“We will make recommendations about what kind of doctors are going to be needed in Florida, what the issues are with distribution problems,” he said. “For example there are more doctors in cities and not enough doctors in rural counties.”

Another pressing issue the board could tackle is that there are too few residency programs in Florida for the students graduating from its medical schools.

“We export graduating students to other states because we don’t have enough capacity to enroll them in post-graduate programs in Florida,” Saver said. “It’s not a good situation.”

In 2001, Saver received what he called “the most impressive honor of my entire career.” The American Academy of Family Physicians awarded him with its highest honor – Family Physician of the Year.

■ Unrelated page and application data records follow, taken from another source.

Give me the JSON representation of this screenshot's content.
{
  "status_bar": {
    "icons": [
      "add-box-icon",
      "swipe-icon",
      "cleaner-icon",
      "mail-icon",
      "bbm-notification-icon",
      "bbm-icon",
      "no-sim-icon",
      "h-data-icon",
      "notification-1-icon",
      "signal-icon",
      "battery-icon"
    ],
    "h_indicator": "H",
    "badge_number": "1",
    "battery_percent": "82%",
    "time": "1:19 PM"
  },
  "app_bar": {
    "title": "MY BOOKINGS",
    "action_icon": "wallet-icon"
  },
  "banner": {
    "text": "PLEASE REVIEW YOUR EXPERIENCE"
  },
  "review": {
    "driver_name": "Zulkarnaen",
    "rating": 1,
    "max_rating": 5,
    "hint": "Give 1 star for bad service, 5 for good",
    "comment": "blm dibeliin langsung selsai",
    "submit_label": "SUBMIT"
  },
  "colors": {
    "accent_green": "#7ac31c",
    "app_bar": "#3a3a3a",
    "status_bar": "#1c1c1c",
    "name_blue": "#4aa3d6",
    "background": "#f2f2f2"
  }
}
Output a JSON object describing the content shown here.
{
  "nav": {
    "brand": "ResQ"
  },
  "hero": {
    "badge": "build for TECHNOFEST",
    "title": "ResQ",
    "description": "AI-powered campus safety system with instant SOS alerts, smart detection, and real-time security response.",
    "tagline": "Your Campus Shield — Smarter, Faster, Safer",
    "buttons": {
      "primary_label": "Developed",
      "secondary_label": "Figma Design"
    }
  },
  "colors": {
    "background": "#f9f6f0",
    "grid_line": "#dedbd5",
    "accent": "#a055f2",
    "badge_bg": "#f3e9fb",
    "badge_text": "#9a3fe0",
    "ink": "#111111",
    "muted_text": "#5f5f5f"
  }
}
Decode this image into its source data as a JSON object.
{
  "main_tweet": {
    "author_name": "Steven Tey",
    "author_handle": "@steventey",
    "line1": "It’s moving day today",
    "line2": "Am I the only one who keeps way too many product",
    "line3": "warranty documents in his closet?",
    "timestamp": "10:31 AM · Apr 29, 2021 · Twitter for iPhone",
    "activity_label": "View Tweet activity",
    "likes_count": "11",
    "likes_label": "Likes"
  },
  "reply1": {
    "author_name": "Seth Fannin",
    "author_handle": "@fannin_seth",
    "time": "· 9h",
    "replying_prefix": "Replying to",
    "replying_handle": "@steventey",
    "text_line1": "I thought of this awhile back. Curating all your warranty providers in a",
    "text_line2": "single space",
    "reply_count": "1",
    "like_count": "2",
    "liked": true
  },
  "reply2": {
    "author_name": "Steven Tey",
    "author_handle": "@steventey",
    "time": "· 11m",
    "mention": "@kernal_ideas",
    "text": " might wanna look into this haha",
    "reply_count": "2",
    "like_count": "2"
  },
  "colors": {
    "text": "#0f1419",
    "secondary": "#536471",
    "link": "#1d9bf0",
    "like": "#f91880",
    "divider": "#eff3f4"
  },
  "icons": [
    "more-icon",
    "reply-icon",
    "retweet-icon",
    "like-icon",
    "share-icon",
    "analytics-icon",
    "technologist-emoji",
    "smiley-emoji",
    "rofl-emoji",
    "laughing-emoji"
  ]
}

In the annual recognition program, each of the 50 state chapters of the AAFP choose a doctor as its Family Physician of the Year, and a panel then selects one for national honor. It recognizes a physician who is “directly and effectively involved in community affairs and activities that enhance the quality of life of the community.”

“I was a relatively young guy at the time,” Saver said, “and I didn’t expect to get that kind of an honor at that point in my career, so that was pretty amazing.”

Looking back, Saver said that the people and the atmosphere of New College have shaped him. He credits the “marvelous faculty,” especially his adviser, the late Dr. John B. Morrill.

“I credit a lot of my interest in living things and physiology systems to him,” he said. “He was a pretty exciting guy to be with; he was a real character.”

But beyond any one person, the College’s environment also has a lasting influence. “New College allowed a sense of curiosity, and I learned how to ask good questions and think about things with perspective – kind of a ‘what if’ perspective,” he said. “I found that useful over my entire career.”

Saver completed his residency at Shands Hospital at the University of Florida and currently serves as part-time faculty at both the UF and Florida State University medical schools. So who does he root for during the rivals’ annual football game?

“Well, I’m a Gator from way back – that’s where I did my training,” he said. “You’ve got to be true to where you start from.”